With those two doses delivered, one has to remember that Harvey is meant to be a fantasy and a comedy. It wasn't aiming to address societal concerns and even it's biggest attempt (institutionalization vs. normalcy) was glazed over pretty simply with few ruffled feathers. I put Harvey on a level of watching a holiday film or something like The Muppets from last winter. You know going into it that it's going to be squeaky clean, unchallenging, and with little doubt of peril. Put it in the "cute and harmless" file or shelf. Like the acceptance Elwood gets in the movie itself, just let it be what it is and not look to make fantasy more normal for normal's sake. That being said, even the most cynic movie fan might do a double-take at the end of the movie to wonder if the pooka of Harvey really exists in this fantasy.

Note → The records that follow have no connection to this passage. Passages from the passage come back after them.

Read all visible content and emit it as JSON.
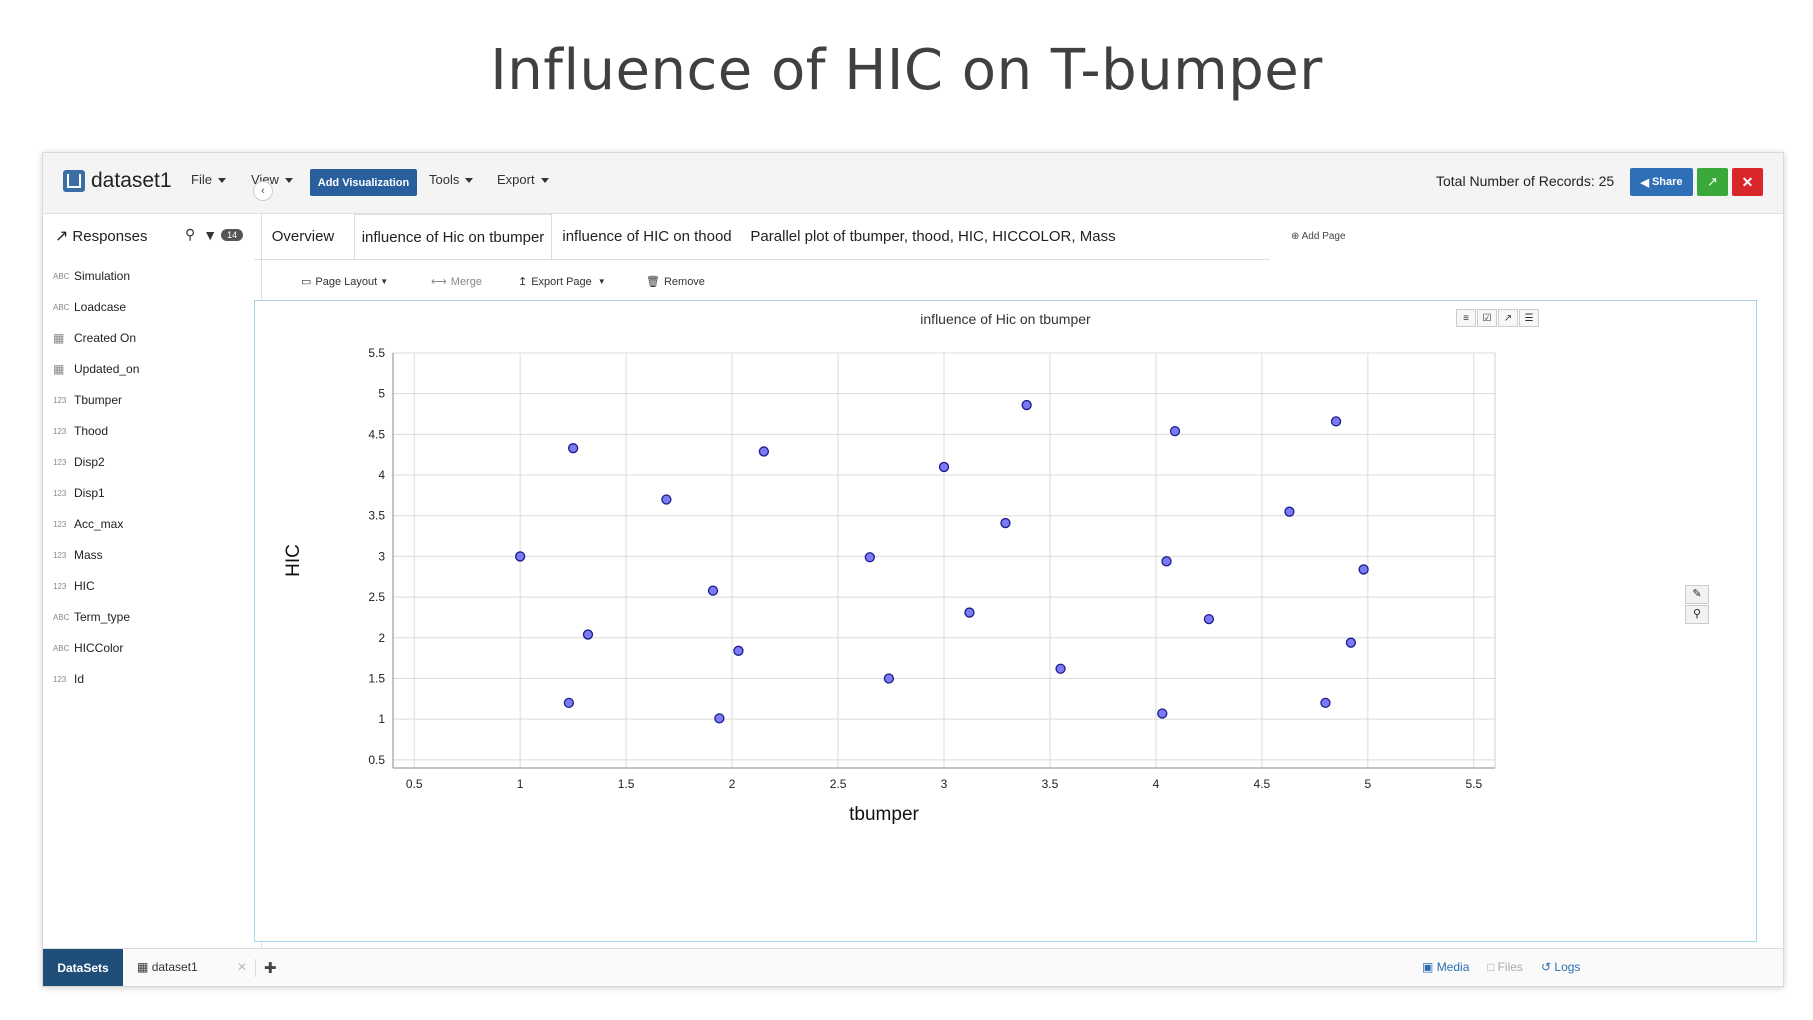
{
  "slide_title": "Influence of HIC on T-bumper",
  "app": {
    "dataset_name": "dataset1",
    "menus": [
      "File",
      "View",
      "Tools",
      "Export"
    ],
    "add_visualization": "Add Visualization",
    "records_text": "Total Number of Records: 25",
    "share_label": "Share"
  },
  "sidebar": {
    "title": "Responses",
    "filter_count": "14",
    "fields": [
      {
        "type": "ABC",
        "name": "Simulation"
      },
      {
        "type": "ABC",
        "name": "Loadcase"
      },
      {
        "type": "table",
        "name": "Created On"
      },
      {
        "type": "table",
        "name": "Updated_on"
      },
      {
        "type": "123",
        "name": "Tbumper"
      },
      {
        "type": "123",
        "name": "Thood"
      },
      {
        "type": "123",
        "name": "Disp2"
      },
      {
        "type": "123",
        "name": "Disp1"
      },
      {
        "type": "123",
        "name": "Acc_max"
      },
      {
        "type": "123",
        "name": "Mass"
      },
      {
        "type": "123",
        "name": "HIC"
      },
      {
        "type": "ABC",
        "name": "Term_type"
      },
      {
        "type": "ABC",
        "name": "HICColor"
      },
      {
        "type": "123",
        "name": "Id"
      }
    ]
  },
  "tabs": [
    "Overview",
    "influence of Hic on tbumper",
    "influence of HIC on thood",
    "Parallel plot of tbumper, thood, HIC, HICCOLOR, Mass"
  ],
  "add_page": "Add Page",
  "page_toolbar": {
    "page_layout": "Page Layout",
    "merge": "Merge",
    "export_page": "Export Page",
    "remove": "Remove"
  },
  "bottom": {
    "datasets_tab": "DataSets",
    "dataset_item": "dataset1",
    "media": "Media",
    "files": "Files",
    "logs": "Logs"
  },
  "colors": {
    "accent": "#2a5f9e",
    "point_fill": "#7b7bf5",
    "point_stroke": "#1c1c8c"
  },
  "chart_data": {
    "type": "scatter",
    "title": "influence of Hic on tbumper",
    "xlabel": "tbumper",
    "ylabel": "HIC",
    "xlim": [
      0.4,
      5.6
    ],
    "ylim": [
      0.4,
      5.5
    ],
    "xticks": [
      0.5,
      1,
      1.5,
      2,
      2.5,
      3,
      3.5,
      4,
      4.5,
      5,
      5.5
    ],
    "yticks": [
      0.5,
      1,
      1.5,
      2,
      2.5,
      3,
      3.5,
      4,
      4.5,
      5,
      5.5
    ],
    "grid": true,
    "points": [
      {
        "x": 1.0,
        "y": 3.0
      },
      {
        "x": 1.25,
        "y": 4.33
      },
      {
        "x": 1.32,
        "y": 2.04
      },
      {
        "x": 1.23,
        "y": 1.2
      },
      {
        "x": 1.69,
        "y": 3.7
      },
      {
        "x": 1.91,
        "y": 2.58
      },
      {
        "x": 1.94,
        "y": 1.01
      },
      {
        "x": 2.03,
        "y": 1.84
      },
      {
        "x": 2.15,
        "y": 4.29
      },
      {
        "x": 2.65,
        "y": 2.99
      },
      {
        "x": 2.74,
        "y": 1.5
      },
      {
        "x": 3.0,
        "y": 4.1
      },
      {
        "x": 3.12,
        "y": 2.31
      },
      {
        "x": 3.29,
        "y": 3.41
      },
      {
        "x": 3.39,
        "y": 4.86
      },
      {
        "x": 3.55,
        "y": 1.62
      },
      {
        "x": 4.03,
        "y": 1.07
      },
      {
        "x": 4.05,
        "y": 2.94
      },
      {
        "x": 4.09,
        "y": 4.54
      },
      {
        "x": 4.25,
        "y": 2.23
      },
      {
        "x": 4.63,
        "y": 3.55
      },
      {
        "x": 4.8,
        "y": 1.2
      },
      {
        "x": 4.85,
        "y": 4.66
      },
      {
        "x": 4.92,
        "y": 1.94
      },
      {
        "x": 4.98,
        "y": 2.84
      }
    ]
  }
}
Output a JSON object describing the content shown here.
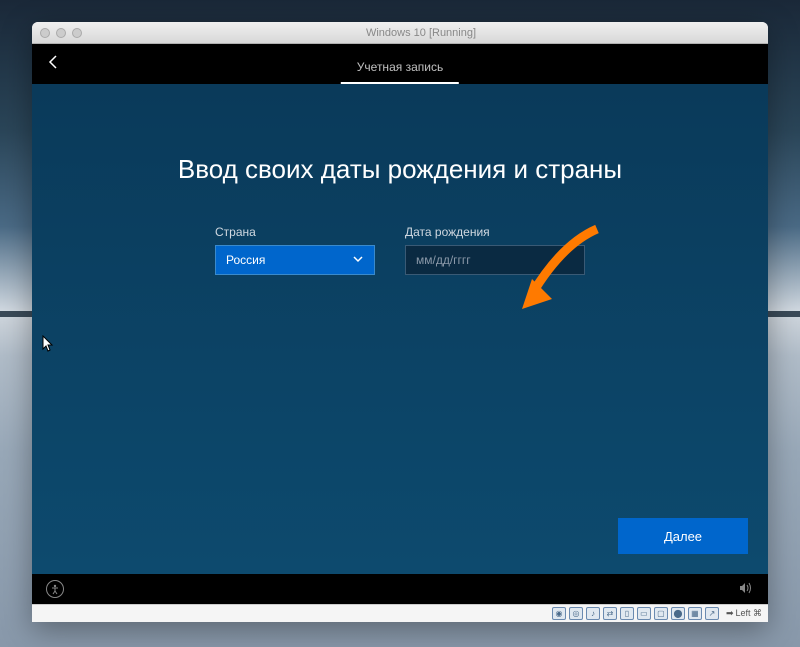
{
  "window": {
    "title": "Windows 10 [Running]"
  },
  "setup": {
    "tab_label": "Учетная запись",
    "heading": "Ввод своих даты рождения и страны",
    "country_label": "Страна",
    "country_value": "Россия",
    "dob_label": "Дата рождения",
    "dob_placeholder": "мм/дд/гггг",
    "next_button": "Далее"
  },
  "statusbar": {
    "host_key": "Left ⌘"
  }
}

LESSON #1: BEING PLEASANT OVER BEING SMART-- Some may watch Harvey and label his overflowing happiness as over-trusting, over-accommodating, or even gullible. Is that so bad? Can't the ultimate "half-full" person like Elwood show us a way to live life with a little less stress and a little more pleasantry? I sure think so. Not everyone needs to push the envelope and over-think every decision for causes or for torches to bear, like when a character challenges Elwood to have some righteous indignation. In taking a page from Elwood here and there in your everyday life, you might just find yourself less flustered, less stressed, and less riled up at anything that could bug you. That doesn't make you a slacker or mean that you don't care. It just means you're looking at the bright side first and dealing with it more positively.
LESSON #2: DEALING WITH THE FAMILY EMBARRASSMENT-- Make no mistake. No matter how nice Elwood is about everything, on some level, he's an embarrassment to his society-minded sister and family. We all have that weird uncle or cousin that we're afraid to bring around company at family outings. Elwood is right there with Randy Quaid's Cousin Eddie from the Vacation series and Mater from Cars. They mean well, but are commonly misunderstood and looked down upon. Too often, those stuck-up family members want that embarrassment to change when they should appreciate them for who they are, hence the next lesson.
LESSON #3: DON'T TRY TO CHANGE A PERSON WHO IS HAPPY-- In building up from the chosen demeanor of Lesson #1 and handling the misunderstood embarrassment of Lesson #2, we've come to this simplicity: Don't take away a person's happiness, no matter how obscure it is. Elwood likes the kinship of his Harvey. So, it's weird. Is he happy? He sure is. So, let it go. You don't have a weird tick of some sort in your life? Just because one person's trigger for happiness doesn't conform to your idea of "normal," doesn't make it a bad thing. It just makes it different. Husbands and wives know what I am talking about. Your spouse, regardless of gender, has that one habit, food, or activity that is their personal solace that drives you batty from its opposition to your way of doing something. If they are happy and it isn't harming anyone or anything, let it go. Let a person have their quirky happiness. I don't even need a lesson to talk about imaginary friends or figments of a person's imagination. It all boils down to happiness, just like choosing to accept or not accept Harvey versus your level of taste or cynicism. I'll stop there before I cite the Declaration of Independence's unalienable right of "pursuit of happiness." Even I know when it's going to far. That's a broad stroke of the paintbrush...